Have I told you already that science can be messy? If not, welcome to this blog! 2 years ago I posted this replication of the infamous pencil in the mouth study. It has become one of the more well known examples of the replication crisis. But it also spurred a lot of debate. Was the replication really a true replication of the original research?
A new study adds fuel to this debate as it failed to replicate the failed replication. Ok, just kidding, the study is actually showing the original study might have been correct! But we can’t be really sure, as it’s actually even more complicated:
The paradigm diverged from the original facial feedback experiment in several respects. They include the classroom setting in which testing was conducted; the fact that each participant rated two cartoons rather than four; the fact that it featured a within-subjects rather than between- subjects design; the absence of a cover story about piloting a study for future research regarding populations with disabilities to explain the manipulation; the use of a 7-point scale rather than a 10-point scale; the fact that the experiment was part of a classroom lecture about learning (specifically, about the acquisition of conditioned associations) rather than following a line- drawing task; the fact that correct positioning of pens could be monitored only within the limits of a group setting; the fact that participants selected but did not write down their ratings with their pens in their mouths; and the lack of individualized follow-up with participants regarding their beliefs about the experiment, precluding exclusion of participants for suspicions regarding the study goals. (It is notable, however, that when the instructor presented students with their results in the ensuing class, the most commonly verbalized reaction was surprise or disbelief that the manipulation could have possibly affected their ratings.)
It seems the only thing that we seem to know for sure is that more research is needed…
Abstract of this new study:
The facial feedback effect refers to the influence of unobtrusive manipulations of facial behavior on emotional outcomes.

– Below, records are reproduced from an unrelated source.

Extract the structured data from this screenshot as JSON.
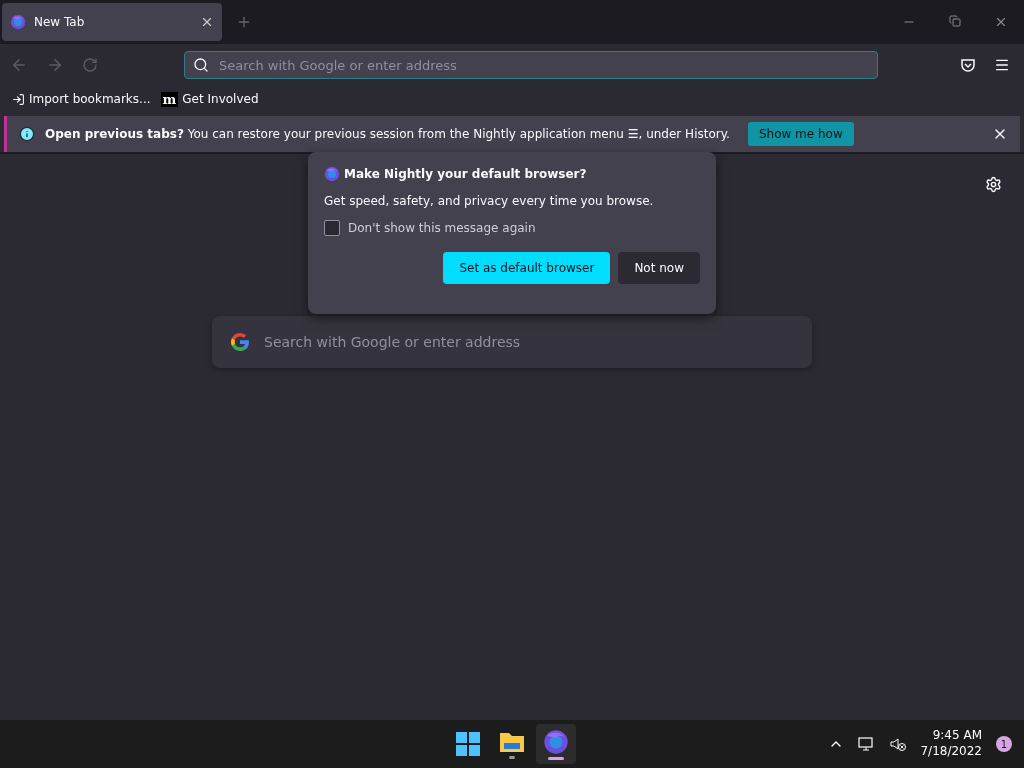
{
  "tabs": [
    {
      "title": "New Tab",
      "selected": true
    }
  ],
  "toolbar": {
    "url_placeholder": "Search with Google or enter address"
  },
  "bookmarks": [
    {
      "label": "Import bookmarks...",
      "kind": "import"
    },
    {
      "label": "Get Involved",
      "kind": "site",
      "icon_text": "m"
    }
  ],
  "notification": {
    "message": "**Open previous tabs?** You can restore your previous session from the Nightly application menu ☰, under History.",
    "button": "Show me how"
  },
  "popup": {
    "title": "Make Nightly your default browser?",
    "body": "Get speed, safety, and privacy every time you browse.",
    "checkbox": {
      "label": "Don't show this message again",
      "checked": false
    },
    "primary_button": "Set as default browser",
    "secondary_button": "Not now"
  },
  "content": {
    "search_placeholder": "Search with Google or enter address"
  },
  "taskbar": {
    "apps": [
      {
        "kind": "start",
        "selected": false,
        "running": false
      },
      {
        "kind": "files",
        "selected": false,
        "running": true
      },
      {
        "kind": "browser",
        "selected": true,
        "running": true
      }
    ],
    "time": "9:45 AM",
    "date": "7/18/2022",
    "badge": "1"
  }
}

That manipulations inducing or inhibiting smiling can shape positive affect and evaluations is a staple of undergraduate psychology curricula and supports theories of embodied emotion. Thus, the results of a Registered Replication Report indicating minimal evidence to support the facial feedback effect were widely viewed as cause for concern regarding the reliability of this effect. However, it has been suggested that features of the design of the replication studies may have influenced the study results. Relevant to these concerns are experimental facial feedback data collected from over 400 undergraduates over the course of 9 semesters. Circumstances of data collection met several criteria broadly recommended for testing the effect, including limited prior exposure to the facial feedback hypothesis, conditions minimally likely to induce self-focused attention, and the use of moderately funny contemporary cartoons as stimuli. Results yielded robust evidence in favor of the facial feedback hypothesis. Cartoons that participants evaluated while holding a pen or pencil in their teeth (smiling induction) were rated as funnier than cartoons they evaluated while holding a pen or pencil in their lips (smiling inhibition). The magnitude of the effect overlapped with original reports. Findings demonstrate that the facial feedback effect can be successfully replicated in a classroom setting and are in line with theories of emotional embodiment, according to which internal emotional states and relevant external emotional behaviors exert mutual influence on one another. (PsycINFO Database Record (c) 2018 APA, all rights reserved).